Recently, someone on Twitter posed a question: "Why should I follow women in AI thought leadership?" This question, laden with implications, sparked an immediate reaction. At first, indignation surged, prompting questions: Are they misogynistic? Are they an entitled white male, perhaps? Don't they comprehend the value of diversity? Then a more compassionate viewpoint emerged: What if they're like a cherished child, still in the process of learning about the world - a child we are raising to respect and value diversity? It’s our responsibility to guide them towards understanding and appreciating the importance of diverse voices in every field, including AI.
The question "why should I follow women in AI thought leadership" is an interesting question, and to answer it, we can borrow an analogy from biology. Most of us are familiar with the unfortunate historical issue of inbreeding among European royalty. By circulating the same genes within a confined group, they encountered a plethora of health problems and vulnerabilities.
Contrarily, when we incorporate more genetic diversity - introducing different traits from various gene pools - we see species evolving to be healthier, more resilient, and better equipped to manage change and crisis. It's quite fascinating how this concept applies just as well to intellectual diversity.

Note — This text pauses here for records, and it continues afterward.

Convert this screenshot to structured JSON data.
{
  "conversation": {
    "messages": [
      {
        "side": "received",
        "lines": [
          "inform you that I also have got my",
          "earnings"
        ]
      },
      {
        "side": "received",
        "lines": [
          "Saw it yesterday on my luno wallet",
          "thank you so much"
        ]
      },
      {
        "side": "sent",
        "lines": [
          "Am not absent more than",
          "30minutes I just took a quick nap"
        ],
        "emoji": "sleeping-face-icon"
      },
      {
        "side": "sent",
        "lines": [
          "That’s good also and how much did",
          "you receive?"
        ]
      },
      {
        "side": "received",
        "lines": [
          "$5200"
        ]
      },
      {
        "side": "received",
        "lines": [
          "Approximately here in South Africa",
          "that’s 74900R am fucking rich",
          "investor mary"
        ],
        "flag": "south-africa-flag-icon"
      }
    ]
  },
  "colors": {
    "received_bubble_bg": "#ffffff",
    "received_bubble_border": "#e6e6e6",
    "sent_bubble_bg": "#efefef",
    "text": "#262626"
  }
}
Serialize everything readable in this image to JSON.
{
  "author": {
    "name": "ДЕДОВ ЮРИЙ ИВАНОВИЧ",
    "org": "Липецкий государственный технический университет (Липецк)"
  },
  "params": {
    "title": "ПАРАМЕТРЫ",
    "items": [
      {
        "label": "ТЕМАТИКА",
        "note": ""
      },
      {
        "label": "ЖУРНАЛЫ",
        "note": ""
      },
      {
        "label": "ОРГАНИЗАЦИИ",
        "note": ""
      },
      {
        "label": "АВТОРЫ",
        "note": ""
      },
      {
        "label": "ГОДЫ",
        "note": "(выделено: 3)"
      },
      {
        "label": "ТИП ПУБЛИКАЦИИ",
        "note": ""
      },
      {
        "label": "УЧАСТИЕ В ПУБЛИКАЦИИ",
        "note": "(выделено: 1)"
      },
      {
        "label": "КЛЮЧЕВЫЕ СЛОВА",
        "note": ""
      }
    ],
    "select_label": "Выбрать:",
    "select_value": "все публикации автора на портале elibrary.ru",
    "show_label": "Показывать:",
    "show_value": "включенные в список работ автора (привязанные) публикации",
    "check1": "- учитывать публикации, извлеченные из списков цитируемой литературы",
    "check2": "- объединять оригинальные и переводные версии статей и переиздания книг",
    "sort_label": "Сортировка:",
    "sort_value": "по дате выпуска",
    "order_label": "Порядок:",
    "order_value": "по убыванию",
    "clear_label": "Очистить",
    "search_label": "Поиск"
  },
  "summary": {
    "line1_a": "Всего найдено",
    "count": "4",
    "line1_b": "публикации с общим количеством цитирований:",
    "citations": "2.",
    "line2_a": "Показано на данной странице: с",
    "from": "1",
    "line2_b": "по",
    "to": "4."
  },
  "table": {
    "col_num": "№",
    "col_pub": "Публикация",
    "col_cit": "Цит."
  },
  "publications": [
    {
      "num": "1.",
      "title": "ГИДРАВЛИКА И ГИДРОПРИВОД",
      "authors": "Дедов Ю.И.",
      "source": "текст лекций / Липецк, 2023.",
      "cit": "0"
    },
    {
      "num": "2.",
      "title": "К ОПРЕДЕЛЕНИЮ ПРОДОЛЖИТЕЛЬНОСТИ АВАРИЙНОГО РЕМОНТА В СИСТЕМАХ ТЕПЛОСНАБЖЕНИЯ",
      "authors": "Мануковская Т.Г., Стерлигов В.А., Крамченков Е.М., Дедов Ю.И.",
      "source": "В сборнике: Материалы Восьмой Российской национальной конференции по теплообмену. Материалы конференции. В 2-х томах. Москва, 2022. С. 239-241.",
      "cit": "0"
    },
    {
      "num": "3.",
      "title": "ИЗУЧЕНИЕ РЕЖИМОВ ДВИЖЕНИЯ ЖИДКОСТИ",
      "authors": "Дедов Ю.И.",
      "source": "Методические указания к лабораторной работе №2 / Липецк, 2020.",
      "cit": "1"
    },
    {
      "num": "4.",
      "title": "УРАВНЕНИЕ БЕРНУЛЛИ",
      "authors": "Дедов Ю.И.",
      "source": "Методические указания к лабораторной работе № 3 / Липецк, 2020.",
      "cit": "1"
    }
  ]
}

In the context of AI, a field that is poised to transform our future, this metaphor becomes especially pertinent. We're not just dealing with any industry here; we're grappling with potentially existential questions for humanity. Consequently, fostering a broad and diverse set of voices at the table, which includes women, people from different cultural backgrounds, and individuals with different specializations, augments our collective perspective. It crafts our approach to AI to be more robust, comprehensive, and ultimately, healthier. In the same way that genetic diversity serves as a safeguard for a species, intellectual diversity protects our collective future in this era of AI.
This brings us to an ironic and somewhat humorous observation. Movements like certain elements of eugenics and sections of effective altruism, which strive to enhance human evolution or maximize global welfare, often end up insular and homogeneous. The irony lies in the disparity between their ambitious goals and the reality that these movements are frequently dominated by a rather narrow demographic: young, white males in technology.
When a group becomes overly homogeneous, the breadth of perspectives and experiences shrinks. This situation is strangely akin to the issues encountered due to genetic inbreeding. Just as biological diversity fosters resilience in a species, so too does intellectual and experiential diversity within these movements.
These movements, in their earnest efforts to improve humanity, unintentionally risk intellectual 'inbreeding' by not actively integrating more diverse voices in their discussions and decisions. This lack of diversity could lead to blind spots and vulnerabilities that might not be apparent from within the echo chamber.
So, it's not just important, but rather urgent, for these movements to widen their membership to mirror the diversity they often advocate in their theories. This change will ensure a richer dialogue, a broader understanding of global challenges, and ultimately, more robust and resilient solutions. As we move forward in this exciting era of AI, let's commit to avoiding 'inbreeding,' and instead, strive to create a thriving intellectual gene pool teeming with diverse perspectives.